**Task to carry out**
When a line below contains the string "icon", show that line.

**Given entries**
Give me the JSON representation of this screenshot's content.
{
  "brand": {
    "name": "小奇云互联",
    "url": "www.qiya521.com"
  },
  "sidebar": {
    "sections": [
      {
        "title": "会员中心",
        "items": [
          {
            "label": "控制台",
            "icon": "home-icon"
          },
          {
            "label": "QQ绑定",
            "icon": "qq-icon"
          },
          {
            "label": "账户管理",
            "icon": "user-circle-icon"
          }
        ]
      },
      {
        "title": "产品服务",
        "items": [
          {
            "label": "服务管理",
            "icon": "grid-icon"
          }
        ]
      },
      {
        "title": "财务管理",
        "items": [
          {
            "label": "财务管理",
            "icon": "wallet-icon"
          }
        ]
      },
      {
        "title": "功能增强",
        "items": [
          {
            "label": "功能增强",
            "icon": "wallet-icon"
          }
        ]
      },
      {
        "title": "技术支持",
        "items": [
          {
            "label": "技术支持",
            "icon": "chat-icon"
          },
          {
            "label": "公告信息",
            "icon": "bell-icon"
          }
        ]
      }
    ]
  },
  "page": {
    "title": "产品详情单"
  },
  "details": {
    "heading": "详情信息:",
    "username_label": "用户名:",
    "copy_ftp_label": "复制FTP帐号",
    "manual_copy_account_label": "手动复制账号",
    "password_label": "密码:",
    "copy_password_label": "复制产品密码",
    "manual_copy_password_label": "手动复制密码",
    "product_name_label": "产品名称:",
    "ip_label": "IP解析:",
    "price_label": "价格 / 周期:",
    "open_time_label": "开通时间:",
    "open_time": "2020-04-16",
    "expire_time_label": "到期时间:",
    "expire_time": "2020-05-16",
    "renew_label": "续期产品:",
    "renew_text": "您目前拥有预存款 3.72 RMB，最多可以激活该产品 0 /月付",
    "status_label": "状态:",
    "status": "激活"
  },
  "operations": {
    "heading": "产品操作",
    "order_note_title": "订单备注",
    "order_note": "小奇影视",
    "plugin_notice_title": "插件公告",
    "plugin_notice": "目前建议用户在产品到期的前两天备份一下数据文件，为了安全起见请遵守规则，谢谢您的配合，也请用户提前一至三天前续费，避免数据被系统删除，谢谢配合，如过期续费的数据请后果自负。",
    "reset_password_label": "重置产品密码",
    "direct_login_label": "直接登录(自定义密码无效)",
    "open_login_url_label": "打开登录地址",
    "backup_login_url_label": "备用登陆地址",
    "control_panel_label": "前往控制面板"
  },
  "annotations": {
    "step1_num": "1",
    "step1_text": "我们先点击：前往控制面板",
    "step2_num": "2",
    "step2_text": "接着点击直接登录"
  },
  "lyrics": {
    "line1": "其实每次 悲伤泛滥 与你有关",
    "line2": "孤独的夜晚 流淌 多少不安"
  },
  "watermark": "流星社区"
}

**Solution to this exercise**
            "icon": "home-icon"
            "icon": "qq-icon"
            "icon": "user-circle-icon"
            "icon": "grid-icon"
            "icon": "wallet-icon"
            "icon": "wallet-icon"
            "icon": "chat-icon"
            "icon": "bell-icon"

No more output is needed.